Macroeconomic Theory I (ECON222) Savings & Investment in an Open Economy Fall 2017 13 / 18
Home Foreign
r r
S(r) S(r)

a b c d
rw

I(r)
I(r)
d d d d d
I Hd SH
d S, I SF I Fd S, I

Figure: World nancial market equilibrium (ab=cd)

Macroeconomic Theory I (ECON222) Savings & Investment in an Open Economy Fall 2017 14 / 18
Home Foreign
r r
S(r) S(r)

r0

I(r)
I(r)
d d d d d d d
IH
d
SH S, I SF IF S, I

Figure: Disequilibrium: supply of savings exceeds demand

Macroeconomic Theory I (ECON222) Savings & Investment in an Open Economy Fall 2017 15 / 18
Why is Canadas real interest rate so low?
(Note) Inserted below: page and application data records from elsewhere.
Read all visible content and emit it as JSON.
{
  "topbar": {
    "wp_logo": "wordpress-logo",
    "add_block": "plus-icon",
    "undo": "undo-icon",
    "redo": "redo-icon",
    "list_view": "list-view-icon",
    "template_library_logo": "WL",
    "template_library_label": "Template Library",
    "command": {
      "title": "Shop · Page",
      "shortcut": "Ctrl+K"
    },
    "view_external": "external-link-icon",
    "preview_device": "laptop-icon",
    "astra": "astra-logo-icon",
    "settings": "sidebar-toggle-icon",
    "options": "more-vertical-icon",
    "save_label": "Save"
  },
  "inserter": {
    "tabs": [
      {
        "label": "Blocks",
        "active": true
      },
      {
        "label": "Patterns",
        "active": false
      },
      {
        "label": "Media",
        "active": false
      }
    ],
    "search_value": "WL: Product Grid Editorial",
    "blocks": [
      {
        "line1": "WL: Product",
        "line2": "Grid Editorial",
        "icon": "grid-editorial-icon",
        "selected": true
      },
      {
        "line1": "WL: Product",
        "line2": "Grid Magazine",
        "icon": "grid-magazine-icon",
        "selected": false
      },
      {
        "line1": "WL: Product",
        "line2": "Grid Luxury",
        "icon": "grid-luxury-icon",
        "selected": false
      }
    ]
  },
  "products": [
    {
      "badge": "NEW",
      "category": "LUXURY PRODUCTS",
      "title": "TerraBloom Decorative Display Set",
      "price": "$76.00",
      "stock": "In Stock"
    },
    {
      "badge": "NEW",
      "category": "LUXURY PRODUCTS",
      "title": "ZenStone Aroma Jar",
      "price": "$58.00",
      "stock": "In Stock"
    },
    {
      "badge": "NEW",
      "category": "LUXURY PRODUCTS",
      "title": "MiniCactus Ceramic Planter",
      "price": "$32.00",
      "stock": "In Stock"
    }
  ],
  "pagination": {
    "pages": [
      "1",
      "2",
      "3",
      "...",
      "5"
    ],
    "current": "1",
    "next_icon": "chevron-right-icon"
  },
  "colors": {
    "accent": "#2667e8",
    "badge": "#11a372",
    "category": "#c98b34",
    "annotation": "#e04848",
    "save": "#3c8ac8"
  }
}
The supply of global savings is high ("savings glut")


,! demographics
,! China and other emerging economies

Global investment is relatively low recently


,! "secular stagnation"?
,! recent global recession
,! on-going uncertainty in Europe

Macroeconomic Theory I (ECON222) Savings & Investment in an Open Economy Fall 2017 16 / 18
Figure: National Savings as % of GDP

Macroeconomic Theory I (ECON222) Savings & Investment in an Open Economy Fall 2017 17 / 18
6
e-Brief

Figure 4: United States Non-Residential Private Investment as a Percentage of GDP

16

14

12

10
Percent

0
79
80
81
82
83
84
85
86
87
88
89
90
91
92
93
94
95
96
97
98
99
00
01
02
03

05
04

06
07
08
09
10
11
12
13
19
19
19
19
19
19
19
19
19
19
19
19
19
19
19
19
19
19
19
19
19
20
20
20
20

20
20

20
20
20
20
20
20
20
20
Source: United States Bureau of Economic Analysis.

While new investment opportunities may be around the corner, they are not yet apparent. And the secular
decline in investment demand over the last three decades or so is unlikely to be significantly reversed over the
next several years given the very long cycles such demand is subject to. A reasonable assumption is therefore that
the intensity of business investment in the developed world will likely remain below its pre-financial crisis peaks
for the next three to 10 years. Continued low desired investment will therefore exacerbate the effects of high
desired savings on interest rates.

Conclusion
Over the next two to five years, central banks in most developed countries will likely need to raise rates as
economic conditions improve; the Bank of Canada expects the Canadian economy to return to full capacity by
the second half of 2015 (Bank of Canada 2013). There is disagreement about when, and the extent to which,
interest rates will need to rise as the economy returns to its potential. As we have argued in this E-Brief, the
normal or neutral rate, in Canada and elsewhere, is likely lower than that suggested by historical averages,
due to fundamental shifts in the determinants of desired saving and desired investment. The Bank of Canada will
therefore likely only need to take small, incremental steps on its way to normalcy.

Essential Policy Intelligence